***** DATASET EXCERPTS *****

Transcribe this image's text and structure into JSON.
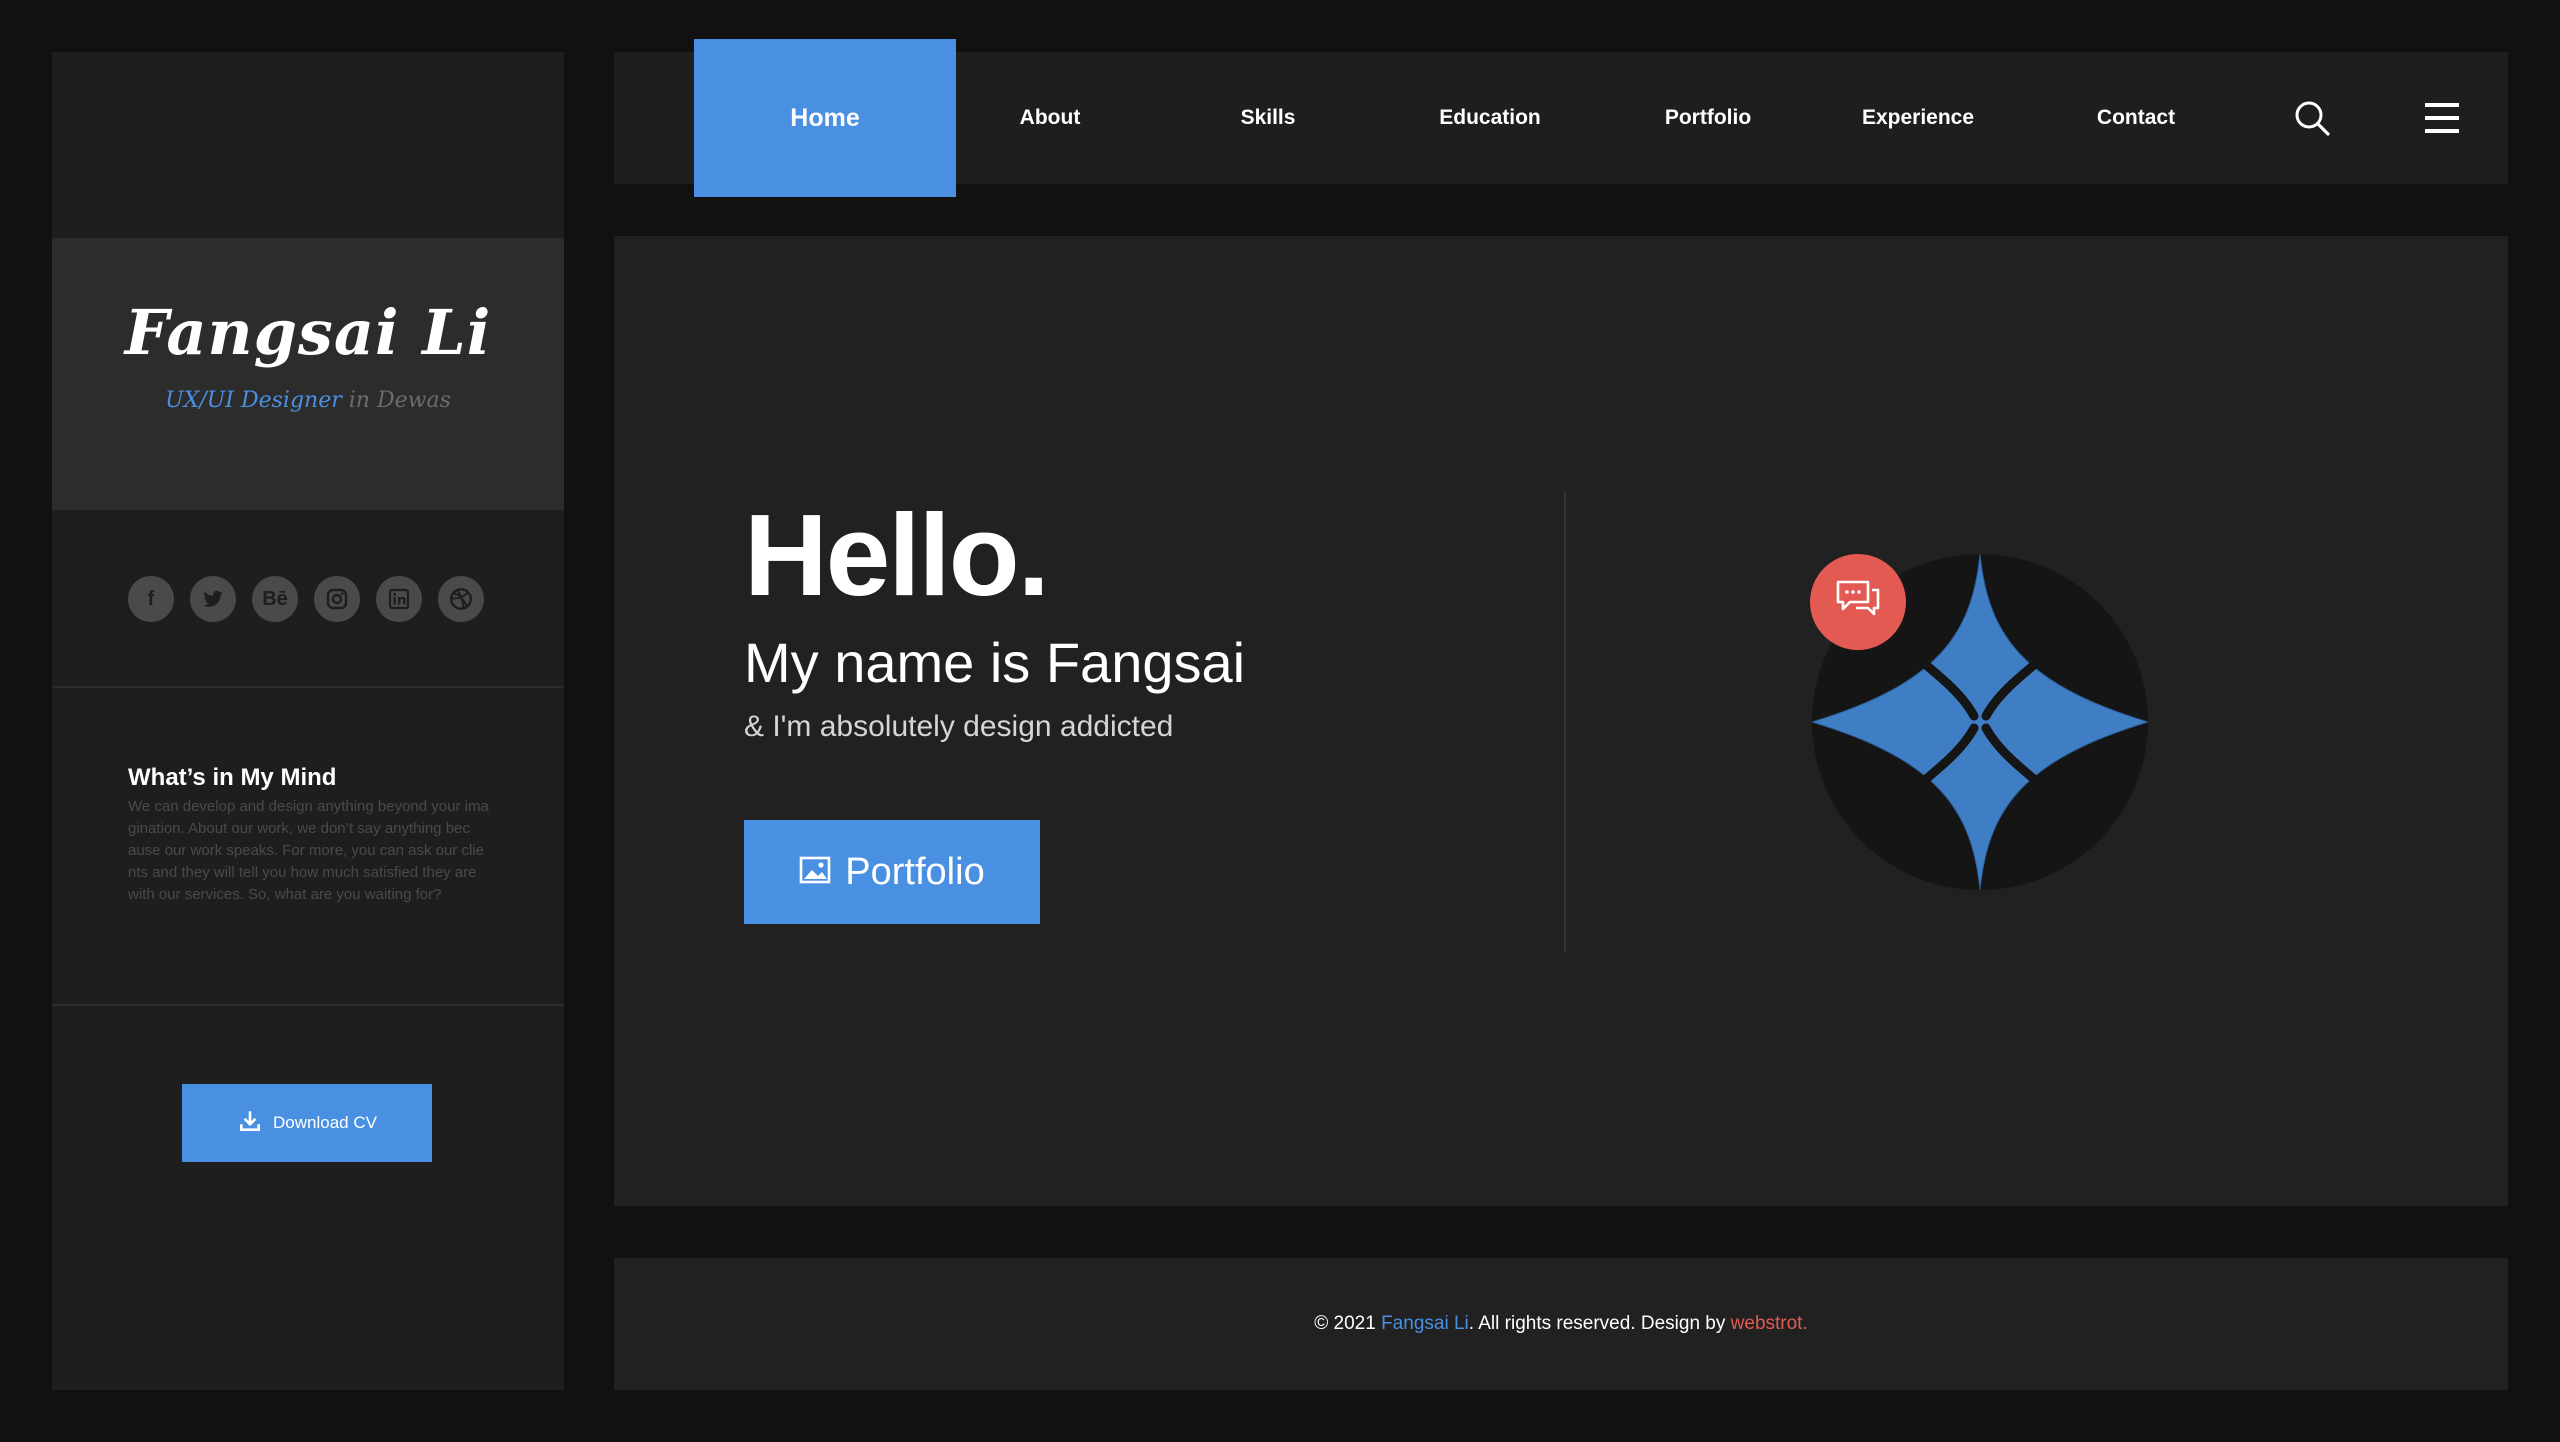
{
  "sidebar": {
    "name": "Fangsai Li",
    "role": "UX/UI Designer",
    "location": " in Dewas",
    "social": [
      {
        "icon": "facebook-icon",
        "glyph": "f"
      },
      {
        "icon": "twitter-icon",
        "glyph": "t"
      },
      {
        "icon": "behance-icon",
        "glyph": "Bē"
      },
      {
        "icon": "instagram-icon",
        "glyph": "◎"
      },
      {
        "icon": "linkedin-icon",
        "glyph": "in"
      },
      {
        "icon": "dribbble-icon",
        "glyph": "◍"
      }
    ],
    "mind_title": "What’s in My Mind",
    "mind_text": "We can develop and design anything beyond your ima gination. About our work, we don’t say anything bec ause our work speaks. For more, you can ask our clie nts and they will tell you how much satisfied they are with our services. So, what are you waiting for?",
    "download_label": "Download CV"
  },
  "nav": {
    "items": [
      "Home",
      "About",
      "Skills",
      "Education",
      "Portfolio",
      "Experience",
      "Contact"
    ],
    "active": "Home"
  },
  "hero": {
    "hello": "Hello.",
    "name_line": "My name is Fangsai",
    "tagline": "& I'm absolutely design addicted",
    "portfolio_label": "Portfolio"
  },
  "footer": {
    "prefix": "© 2021 ",
    "name": "Fangsai Li",
    "middle": ". All rights reserved. Design by ",
    "credit": "webstrot."
  },
  "colors": {
    "accent": "#4a90e2",
    "badge": "#e25a52",
    "background": "#111112",
    "panel": "#1e1e1f"
  }
}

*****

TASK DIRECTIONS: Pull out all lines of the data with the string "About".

FINISHED TASK:
    "mind_text": "We can develop and design anything beyond your ima gination. About our work, we don’t say anything bec ause our work speaks. For more, you can ask our clie nts and they will tell you how much satisfied they are with our services. So, what are you waiting for?",
      "About",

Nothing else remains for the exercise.